Who will take charge of grid standards?


George W. Arnold,
National Coordinator
for Smart Grid
Interoperability, NIST
August 8, 2011 – George W. Arnold, the National Coordinator for Smart Grid Interoperability at NIST, said in a recent paper published by the Institute of Electrical and Electronics Engineers (IEEE), that there are currently more than 20 technical standards development organizations working on smart grid. Adding to the confusion are the cross-border requirements to interoperate with Canada and Mexico, and the attempt to engage hundreds of technology companies and governments around the world, including Europe, Japan and China.

Despite all the potential security and privacy issues that could arise from smart grid rollouts, the US continues to wrestle with the notion of central accountability for securing the grid.

Members of Congress have introduced competing legislation, with some favoring DHS and others arguing authority should fall to the Federal Energy Regulatory Commission (FERC). Confusing matters further is an effort by the Department of Energy to form a so-called Advanced Metering Infrastructure Security Task Force with 11 utility companies.

Sindhu said regional level committees established by the North American Electric Reliability Corporation (NERC) have been focusing largely on compliance for the transmission of bulk electricity.

"But what is different here is that smart grid focuses on the distribution side of the grid," he said. "So whatever NERC mandates will still focus on bulk transmission, leaving local distribution without any legislation or regulation."

But the question of who has jurisdiction remains up for debate.

"FERC has no jurisdiction over distribution and NERC has no jurisdiction," said Hayden. " The only real jurisdiction over the distribution level is nominally the public utility commission [at the local level]."

So far, the efforts by both NIST and FERC have come into question. In a January 2011 report by the Government Accountability Office (GAO), the investigative arm of Congress, investigators criticized both NIST and FERC for dropping the ball on security.

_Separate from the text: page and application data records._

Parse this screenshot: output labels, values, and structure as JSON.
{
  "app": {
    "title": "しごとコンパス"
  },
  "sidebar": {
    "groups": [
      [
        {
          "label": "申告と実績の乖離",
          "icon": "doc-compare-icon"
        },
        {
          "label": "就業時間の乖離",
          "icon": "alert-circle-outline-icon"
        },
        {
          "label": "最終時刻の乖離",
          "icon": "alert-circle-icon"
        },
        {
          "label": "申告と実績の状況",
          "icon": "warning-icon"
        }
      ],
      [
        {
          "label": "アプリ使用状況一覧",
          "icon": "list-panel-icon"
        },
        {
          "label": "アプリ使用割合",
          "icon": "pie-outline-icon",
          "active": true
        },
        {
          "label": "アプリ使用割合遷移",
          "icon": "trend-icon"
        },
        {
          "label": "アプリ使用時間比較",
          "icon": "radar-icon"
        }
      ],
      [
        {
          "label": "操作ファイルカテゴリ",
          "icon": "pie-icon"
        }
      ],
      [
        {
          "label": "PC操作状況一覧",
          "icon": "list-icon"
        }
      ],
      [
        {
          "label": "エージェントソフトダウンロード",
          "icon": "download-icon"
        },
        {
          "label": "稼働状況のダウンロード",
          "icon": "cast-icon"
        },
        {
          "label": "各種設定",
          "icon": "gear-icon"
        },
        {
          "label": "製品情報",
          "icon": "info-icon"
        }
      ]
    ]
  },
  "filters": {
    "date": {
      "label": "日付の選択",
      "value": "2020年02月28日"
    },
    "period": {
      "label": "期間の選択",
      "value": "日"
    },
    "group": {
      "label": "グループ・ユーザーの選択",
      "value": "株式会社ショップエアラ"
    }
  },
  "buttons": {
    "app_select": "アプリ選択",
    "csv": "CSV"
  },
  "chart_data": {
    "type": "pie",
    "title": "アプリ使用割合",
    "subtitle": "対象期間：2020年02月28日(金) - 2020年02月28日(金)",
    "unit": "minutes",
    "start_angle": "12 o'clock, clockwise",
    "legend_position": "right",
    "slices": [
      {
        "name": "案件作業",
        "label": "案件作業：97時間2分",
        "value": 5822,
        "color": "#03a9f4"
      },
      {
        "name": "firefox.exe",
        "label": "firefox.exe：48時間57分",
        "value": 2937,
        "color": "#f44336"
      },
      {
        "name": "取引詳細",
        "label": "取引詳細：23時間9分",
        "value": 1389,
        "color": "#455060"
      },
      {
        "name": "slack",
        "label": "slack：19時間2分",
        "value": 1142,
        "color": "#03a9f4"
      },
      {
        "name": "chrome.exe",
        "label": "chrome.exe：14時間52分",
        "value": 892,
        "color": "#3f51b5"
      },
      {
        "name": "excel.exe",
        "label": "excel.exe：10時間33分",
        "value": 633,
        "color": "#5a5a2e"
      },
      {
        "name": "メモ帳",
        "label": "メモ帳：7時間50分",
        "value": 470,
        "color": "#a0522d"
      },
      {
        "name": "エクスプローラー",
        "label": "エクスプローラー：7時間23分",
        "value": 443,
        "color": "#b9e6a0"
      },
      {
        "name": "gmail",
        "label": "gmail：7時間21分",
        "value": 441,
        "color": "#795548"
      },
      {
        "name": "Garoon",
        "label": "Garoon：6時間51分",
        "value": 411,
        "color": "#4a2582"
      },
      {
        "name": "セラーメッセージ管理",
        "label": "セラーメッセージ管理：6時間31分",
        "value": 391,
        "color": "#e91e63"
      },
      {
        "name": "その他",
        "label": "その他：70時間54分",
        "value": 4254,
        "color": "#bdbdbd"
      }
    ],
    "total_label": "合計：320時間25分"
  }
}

While NIST had failed in its guidelines to address physical and cyber attack risks to the smart grid, the FERC continues to lack enforcement authority and "has not…coordinated with other regulators to monitor whether industry is following the voluntary smart grid standards it adopts," the GAO concluded.